* Activity *
How many lines of the data hold the word "text"? State the number and nothing else.

* Source material *

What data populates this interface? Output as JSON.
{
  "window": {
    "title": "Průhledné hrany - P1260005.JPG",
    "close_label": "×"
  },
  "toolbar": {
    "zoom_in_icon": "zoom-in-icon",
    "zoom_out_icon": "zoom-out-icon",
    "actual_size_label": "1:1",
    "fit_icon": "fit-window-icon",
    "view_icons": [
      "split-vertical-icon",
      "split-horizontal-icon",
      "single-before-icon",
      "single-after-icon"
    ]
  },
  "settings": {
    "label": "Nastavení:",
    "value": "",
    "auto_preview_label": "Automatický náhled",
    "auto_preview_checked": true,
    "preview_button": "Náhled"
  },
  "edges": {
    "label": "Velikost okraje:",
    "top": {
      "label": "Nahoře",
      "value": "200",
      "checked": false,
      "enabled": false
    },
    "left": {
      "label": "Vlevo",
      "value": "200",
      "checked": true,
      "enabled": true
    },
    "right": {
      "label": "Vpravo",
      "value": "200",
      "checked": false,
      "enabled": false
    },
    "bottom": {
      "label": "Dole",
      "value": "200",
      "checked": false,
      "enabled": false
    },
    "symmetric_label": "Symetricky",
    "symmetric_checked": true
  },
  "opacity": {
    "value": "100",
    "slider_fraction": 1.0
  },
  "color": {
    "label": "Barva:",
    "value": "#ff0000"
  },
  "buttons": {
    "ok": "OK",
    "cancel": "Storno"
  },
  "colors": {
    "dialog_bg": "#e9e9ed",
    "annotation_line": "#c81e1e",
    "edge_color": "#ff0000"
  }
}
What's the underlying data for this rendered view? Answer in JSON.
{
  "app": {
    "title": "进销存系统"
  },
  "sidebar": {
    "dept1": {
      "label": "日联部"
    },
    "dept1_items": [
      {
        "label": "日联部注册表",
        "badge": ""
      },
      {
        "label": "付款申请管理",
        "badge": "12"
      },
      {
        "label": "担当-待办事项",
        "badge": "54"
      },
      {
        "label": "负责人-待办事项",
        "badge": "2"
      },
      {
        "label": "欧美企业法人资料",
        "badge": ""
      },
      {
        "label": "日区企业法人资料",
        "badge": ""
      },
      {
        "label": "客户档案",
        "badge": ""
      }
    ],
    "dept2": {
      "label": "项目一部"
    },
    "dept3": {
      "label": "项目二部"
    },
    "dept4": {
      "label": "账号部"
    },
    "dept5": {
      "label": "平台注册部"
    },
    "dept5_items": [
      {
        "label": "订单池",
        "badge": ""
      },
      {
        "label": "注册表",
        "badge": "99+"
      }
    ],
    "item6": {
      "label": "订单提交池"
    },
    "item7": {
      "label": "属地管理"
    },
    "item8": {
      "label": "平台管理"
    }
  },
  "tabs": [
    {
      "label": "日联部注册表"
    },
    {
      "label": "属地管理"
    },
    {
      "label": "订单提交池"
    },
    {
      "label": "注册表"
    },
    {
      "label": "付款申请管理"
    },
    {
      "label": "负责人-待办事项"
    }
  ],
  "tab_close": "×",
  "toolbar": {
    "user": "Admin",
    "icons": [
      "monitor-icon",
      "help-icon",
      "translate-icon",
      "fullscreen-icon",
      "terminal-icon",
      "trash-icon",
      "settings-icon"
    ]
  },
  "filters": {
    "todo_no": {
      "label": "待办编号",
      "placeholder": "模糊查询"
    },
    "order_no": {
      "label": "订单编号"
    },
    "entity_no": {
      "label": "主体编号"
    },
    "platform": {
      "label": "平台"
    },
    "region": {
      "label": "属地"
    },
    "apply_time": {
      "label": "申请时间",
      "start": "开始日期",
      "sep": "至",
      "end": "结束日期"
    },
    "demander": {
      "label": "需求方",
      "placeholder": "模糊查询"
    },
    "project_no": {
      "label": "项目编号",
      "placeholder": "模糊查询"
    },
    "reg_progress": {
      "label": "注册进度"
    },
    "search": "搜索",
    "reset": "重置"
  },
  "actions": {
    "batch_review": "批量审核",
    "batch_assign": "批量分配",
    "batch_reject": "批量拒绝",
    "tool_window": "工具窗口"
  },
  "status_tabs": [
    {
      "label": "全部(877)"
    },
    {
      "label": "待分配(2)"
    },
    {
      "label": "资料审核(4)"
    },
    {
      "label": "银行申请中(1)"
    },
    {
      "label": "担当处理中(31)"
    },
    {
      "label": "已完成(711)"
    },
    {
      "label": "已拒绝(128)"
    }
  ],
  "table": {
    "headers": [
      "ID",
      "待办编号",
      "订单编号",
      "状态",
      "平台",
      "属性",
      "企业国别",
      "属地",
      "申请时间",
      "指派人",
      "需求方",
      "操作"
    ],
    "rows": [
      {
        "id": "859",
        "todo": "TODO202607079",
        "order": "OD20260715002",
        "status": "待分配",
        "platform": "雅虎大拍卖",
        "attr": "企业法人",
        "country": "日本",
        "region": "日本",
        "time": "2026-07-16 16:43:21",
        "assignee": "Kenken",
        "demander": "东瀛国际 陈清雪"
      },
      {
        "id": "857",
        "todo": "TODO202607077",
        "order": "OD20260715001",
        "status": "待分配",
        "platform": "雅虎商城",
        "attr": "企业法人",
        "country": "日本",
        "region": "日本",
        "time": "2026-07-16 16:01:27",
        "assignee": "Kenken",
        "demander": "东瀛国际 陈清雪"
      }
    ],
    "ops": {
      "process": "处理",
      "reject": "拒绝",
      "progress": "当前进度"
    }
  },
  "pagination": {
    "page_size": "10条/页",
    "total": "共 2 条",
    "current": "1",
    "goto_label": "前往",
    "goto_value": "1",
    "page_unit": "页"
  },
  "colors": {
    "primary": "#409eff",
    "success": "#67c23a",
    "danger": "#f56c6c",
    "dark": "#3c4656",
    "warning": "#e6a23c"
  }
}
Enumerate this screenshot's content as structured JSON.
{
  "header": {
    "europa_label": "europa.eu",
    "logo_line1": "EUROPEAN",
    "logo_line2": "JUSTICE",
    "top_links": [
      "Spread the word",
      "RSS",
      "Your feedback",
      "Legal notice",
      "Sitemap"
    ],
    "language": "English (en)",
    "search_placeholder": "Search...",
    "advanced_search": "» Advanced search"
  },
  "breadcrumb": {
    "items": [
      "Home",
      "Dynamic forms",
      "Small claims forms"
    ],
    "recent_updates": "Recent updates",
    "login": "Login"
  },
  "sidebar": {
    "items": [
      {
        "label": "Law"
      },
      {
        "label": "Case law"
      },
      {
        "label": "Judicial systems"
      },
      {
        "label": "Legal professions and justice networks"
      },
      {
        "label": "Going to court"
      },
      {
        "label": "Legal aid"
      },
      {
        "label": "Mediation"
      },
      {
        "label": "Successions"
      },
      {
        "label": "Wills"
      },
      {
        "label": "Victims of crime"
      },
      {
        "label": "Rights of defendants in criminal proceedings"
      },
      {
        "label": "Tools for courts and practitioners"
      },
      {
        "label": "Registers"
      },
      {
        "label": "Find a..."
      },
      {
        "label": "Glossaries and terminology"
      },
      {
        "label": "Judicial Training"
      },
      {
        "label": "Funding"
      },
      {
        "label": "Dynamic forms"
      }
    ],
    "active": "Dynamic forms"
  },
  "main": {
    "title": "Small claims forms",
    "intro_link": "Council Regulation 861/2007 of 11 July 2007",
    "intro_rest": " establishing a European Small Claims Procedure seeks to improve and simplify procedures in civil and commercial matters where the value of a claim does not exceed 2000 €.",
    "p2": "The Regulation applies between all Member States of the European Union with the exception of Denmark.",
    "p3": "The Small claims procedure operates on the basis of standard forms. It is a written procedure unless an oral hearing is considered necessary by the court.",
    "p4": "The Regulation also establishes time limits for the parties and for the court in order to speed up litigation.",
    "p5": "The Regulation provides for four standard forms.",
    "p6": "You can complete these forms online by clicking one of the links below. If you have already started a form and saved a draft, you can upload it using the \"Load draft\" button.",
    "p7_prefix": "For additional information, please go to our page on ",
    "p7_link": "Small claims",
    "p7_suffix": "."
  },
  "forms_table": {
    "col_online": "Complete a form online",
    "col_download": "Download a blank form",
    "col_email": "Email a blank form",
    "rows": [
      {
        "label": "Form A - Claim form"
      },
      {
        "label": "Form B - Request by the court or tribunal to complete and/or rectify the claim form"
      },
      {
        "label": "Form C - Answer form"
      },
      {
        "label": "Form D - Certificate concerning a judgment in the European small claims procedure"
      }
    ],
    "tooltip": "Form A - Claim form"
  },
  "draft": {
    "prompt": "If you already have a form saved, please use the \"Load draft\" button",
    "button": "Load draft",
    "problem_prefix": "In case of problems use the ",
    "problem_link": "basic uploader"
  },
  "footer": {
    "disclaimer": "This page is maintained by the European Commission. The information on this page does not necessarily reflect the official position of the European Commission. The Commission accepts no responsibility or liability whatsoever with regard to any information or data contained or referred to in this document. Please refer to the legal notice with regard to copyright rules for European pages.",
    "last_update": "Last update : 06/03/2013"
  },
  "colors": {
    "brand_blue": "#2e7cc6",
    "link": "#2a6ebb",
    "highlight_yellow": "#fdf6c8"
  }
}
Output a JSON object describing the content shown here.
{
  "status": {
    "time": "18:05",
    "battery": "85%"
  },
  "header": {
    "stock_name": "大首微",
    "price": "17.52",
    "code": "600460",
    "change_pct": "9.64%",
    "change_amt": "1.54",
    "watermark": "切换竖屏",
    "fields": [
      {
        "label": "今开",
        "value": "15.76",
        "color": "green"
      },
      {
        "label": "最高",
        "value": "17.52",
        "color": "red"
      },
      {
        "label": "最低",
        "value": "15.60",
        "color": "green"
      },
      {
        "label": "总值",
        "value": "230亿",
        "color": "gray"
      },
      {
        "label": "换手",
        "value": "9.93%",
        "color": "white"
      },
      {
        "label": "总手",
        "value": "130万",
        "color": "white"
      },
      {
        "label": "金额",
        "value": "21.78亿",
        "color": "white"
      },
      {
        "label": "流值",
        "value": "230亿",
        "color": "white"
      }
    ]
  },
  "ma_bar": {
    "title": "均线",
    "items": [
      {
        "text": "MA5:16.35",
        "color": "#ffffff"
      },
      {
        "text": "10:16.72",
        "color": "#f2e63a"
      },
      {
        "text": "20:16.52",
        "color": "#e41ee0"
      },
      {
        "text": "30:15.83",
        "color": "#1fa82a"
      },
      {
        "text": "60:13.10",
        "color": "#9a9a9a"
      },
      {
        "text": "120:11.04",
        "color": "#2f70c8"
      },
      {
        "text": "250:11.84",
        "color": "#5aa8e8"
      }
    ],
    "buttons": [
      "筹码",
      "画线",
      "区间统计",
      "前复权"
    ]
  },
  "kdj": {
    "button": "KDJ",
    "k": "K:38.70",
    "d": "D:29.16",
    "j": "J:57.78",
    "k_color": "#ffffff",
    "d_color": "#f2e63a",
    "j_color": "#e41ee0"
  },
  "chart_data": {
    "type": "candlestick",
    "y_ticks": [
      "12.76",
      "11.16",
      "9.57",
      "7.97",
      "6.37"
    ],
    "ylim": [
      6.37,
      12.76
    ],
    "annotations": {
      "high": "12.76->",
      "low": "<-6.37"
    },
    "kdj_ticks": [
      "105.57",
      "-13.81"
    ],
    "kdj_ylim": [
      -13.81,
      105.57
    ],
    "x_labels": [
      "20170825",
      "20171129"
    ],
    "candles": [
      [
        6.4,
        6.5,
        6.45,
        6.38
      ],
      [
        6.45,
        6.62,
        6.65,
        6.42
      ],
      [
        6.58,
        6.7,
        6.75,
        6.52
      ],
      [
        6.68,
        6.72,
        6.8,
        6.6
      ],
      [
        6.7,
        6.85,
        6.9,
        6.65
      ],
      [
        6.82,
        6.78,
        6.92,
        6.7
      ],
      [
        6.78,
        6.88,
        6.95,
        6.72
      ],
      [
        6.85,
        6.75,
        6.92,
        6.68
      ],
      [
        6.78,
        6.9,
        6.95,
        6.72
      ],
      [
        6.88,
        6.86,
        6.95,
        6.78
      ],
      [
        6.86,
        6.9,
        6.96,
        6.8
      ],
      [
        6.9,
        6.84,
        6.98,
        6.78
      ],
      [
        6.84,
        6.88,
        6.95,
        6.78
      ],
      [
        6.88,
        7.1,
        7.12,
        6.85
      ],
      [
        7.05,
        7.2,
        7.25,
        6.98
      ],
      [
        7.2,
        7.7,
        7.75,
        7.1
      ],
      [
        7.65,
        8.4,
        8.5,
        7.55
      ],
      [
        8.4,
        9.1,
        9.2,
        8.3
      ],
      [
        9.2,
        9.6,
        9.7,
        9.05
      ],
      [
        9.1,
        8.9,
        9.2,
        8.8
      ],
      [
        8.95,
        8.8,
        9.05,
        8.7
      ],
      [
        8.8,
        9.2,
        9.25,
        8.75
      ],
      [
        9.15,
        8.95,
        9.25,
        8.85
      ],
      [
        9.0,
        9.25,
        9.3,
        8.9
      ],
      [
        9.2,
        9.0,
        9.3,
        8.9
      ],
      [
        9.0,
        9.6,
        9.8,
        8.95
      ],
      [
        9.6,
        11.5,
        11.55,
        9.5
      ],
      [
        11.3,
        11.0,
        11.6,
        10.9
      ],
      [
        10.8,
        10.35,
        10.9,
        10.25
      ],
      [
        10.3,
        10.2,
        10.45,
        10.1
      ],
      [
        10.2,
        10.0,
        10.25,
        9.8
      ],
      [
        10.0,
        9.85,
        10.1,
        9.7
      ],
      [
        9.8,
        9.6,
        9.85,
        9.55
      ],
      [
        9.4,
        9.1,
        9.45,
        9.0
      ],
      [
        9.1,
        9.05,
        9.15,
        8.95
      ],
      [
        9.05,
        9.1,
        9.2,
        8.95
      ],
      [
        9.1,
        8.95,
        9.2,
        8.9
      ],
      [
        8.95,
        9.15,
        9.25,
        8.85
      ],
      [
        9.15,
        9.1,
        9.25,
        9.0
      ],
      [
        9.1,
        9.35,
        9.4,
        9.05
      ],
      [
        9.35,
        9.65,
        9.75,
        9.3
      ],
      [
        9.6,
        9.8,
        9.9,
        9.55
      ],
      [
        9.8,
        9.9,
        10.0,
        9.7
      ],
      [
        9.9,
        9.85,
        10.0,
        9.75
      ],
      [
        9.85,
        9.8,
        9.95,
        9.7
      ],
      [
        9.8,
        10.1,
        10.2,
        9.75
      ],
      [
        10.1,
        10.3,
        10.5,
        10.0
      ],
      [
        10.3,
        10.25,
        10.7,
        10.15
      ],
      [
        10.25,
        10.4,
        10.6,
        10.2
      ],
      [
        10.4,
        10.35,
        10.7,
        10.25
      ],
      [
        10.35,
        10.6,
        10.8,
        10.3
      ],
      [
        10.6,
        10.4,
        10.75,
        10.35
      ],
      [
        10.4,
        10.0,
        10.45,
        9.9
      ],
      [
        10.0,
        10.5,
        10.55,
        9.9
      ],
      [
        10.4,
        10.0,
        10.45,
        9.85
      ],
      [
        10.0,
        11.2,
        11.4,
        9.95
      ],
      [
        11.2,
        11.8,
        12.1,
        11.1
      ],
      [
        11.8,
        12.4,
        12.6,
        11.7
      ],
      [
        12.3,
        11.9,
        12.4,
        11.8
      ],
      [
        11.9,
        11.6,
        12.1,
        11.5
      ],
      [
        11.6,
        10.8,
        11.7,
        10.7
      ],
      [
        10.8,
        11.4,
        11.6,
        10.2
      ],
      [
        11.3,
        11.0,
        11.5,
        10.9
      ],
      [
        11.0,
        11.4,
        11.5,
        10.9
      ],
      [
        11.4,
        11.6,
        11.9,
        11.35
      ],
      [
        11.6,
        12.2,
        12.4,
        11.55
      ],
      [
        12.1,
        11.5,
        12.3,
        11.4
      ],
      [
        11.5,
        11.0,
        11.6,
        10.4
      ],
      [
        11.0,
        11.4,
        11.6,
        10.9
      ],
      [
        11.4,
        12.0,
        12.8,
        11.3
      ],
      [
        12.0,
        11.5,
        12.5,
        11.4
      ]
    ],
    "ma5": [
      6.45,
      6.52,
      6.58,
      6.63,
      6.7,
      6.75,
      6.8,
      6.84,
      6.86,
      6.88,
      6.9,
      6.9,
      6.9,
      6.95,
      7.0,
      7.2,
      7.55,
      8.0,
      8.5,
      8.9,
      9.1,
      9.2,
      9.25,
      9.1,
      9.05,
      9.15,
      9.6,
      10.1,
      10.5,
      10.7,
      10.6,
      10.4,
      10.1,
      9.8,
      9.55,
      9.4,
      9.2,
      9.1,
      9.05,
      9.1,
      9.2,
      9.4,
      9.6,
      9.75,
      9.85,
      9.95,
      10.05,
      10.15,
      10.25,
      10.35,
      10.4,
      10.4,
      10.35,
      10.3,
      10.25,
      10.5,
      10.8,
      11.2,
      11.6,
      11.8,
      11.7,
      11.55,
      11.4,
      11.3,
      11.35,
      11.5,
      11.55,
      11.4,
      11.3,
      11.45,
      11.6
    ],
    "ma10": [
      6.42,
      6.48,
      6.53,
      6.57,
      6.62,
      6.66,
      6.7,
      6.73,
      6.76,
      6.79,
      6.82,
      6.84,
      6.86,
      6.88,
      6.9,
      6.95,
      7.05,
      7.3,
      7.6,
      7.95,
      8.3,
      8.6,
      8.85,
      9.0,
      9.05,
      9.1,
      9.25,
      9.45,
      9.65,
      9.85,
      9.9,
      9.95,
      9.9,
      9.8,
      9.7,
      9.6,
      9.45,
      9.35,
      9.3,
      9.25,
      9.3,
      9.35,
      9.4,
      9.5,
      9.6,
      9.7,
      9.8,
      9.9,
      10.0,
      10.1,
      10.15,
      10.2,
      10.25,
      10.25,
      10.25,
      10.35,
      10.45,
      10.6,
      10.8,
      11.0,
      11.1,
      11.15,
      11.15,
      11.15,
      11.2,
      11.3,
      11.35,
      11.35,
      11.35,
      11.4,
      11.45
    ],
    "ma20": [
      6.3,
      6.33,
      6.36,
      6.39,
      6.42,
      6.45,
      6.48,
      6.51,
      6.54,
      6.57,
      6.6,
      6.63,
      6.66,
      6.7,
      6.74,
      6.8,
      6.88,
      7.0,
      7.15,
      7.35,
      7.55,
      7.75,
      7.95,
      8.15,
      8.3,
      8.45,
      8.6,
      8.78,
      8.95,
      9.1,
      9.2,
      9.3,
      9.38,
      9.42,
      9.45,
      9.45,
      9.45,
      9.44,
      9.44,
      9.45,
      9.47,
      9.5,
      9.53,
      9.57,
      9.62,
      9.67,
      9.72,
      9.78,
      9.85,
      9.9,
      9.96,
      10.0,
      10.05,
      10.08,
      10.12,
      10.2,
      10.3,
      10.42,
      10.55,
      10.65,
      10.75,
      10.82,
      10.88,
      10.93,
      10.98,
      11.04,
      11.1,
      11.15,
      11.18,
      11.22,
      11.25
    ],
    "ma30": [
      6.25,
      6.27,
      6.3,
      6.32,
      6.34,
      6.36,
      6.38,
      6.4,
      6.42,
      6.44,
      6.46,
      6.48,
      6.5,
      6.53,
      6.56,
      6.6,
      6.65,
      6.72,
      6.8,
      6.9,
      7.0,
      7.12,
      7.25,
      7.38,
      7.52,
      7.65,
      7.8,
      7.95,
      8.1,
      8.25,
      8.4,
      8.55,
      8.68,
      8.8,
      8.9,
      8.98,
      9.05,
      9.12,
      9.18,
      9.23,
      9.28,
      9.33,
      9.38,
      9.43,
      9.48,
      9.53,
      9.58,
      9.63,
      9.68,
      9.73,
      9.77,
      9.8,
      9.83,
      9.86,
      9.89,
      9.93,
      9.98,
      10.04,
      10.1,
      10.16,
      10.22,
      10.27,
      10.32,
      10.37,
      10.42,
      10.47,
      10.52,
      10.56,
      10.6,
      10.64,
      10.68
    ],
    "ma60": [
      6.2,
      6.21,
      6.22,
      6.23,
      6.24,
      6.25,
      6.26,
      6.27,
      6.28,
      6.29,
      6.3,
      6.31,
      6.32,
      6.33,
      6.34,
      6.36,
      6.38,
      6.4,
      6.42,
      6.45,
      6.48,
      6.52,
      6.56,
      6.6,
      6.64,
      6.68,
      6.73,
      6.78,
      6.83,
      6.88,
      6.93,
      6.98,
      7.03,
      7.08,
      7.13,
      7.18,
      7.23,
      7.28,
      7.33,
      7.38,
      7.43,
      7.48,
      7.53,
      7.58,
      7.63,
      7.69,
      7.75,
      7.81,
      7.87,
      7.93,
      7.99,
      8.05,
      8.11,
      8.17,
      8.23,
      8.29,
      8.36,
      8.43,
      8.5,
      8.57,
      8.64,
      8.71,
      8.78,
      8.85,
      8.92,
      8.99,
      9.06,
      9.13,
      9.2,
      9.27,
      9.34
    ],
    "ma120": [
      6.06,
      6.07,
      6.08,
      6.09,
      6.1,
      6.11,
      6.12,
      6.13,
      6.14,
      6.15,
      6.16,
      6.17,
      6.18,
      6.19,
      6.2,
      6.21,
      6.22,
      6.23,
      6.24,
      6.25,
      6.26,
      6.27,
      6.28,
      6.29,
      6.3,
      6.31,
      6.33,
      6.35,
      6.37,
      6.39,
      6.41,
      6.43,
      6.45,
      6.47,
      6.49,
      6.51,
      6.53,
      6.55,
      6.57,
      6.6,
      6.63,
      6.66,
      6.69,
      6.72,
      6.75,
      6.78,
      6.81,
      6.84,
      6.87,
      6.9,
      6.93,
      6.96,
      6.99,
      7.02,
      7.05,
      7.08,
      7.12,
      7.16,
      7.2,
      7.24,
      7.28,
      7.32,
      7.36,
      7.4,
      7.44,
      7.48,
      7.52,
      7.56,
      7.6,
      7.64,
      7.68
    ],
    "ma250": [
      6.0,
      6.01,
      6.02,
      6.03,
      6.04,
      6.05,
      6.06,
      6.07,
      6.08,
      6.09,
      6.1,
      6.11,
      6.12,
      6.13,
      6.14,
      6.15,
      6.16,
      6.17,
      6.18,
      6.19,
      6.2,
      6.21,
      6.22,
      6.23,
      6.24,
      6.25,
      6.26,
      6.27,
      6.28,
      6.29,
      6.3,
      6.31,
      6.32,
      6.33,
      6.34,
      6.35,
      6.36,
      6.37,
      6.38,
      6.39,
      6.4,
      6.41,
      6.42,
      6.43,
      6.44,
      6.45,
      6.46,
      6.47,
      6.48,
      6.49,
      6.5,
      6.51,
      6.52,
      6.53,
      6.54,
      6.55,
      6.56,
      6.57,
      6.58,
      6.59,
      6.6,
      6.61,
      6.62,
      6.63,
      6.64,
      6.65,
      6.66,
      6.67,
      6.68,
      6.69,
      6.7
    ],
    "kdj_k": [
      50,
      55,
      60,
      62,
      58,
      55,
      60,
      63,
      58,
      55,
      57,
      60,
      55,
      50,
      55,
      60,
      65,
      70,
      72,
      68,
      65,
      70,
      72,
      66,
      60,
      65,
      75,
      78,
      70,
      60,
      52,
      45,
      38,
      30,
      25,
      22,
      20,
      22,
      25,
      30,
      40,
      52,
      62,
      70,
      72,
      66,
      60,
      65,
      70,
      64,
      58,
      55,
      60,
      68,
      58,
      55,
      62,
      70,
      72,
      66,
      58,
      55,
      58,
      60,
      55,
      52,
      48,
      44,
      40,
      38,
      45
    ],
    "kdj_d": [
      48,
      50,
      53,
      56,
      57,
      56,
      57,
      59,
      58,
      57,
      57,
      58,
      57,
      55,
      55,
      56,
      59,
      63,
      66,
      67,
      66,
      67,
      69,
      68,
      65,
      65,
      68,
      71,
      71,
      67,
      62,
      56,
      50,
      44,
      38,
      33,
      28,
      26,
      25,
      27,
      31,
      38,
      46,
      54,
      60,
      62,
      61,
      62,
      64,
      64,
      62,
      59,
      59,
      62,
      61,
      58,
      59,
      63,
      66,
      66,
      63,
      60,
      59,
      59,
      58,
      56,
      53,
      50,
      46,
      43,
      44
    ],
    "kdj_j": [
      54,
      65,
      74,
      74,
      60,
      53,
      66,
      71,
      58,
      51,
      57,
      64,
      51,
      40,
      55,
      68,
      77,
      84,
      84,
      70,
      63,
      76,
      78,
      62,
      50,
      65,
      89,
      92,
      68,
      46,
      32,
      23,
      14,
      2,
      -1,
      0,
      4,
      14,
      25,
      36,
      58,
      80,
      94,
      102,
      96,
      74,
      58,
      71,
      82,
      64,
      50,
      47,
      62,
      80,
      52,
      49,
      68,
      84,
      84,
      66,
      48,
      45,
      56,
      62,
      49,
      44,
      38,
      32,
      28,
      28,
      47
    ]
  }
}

* Solution *
7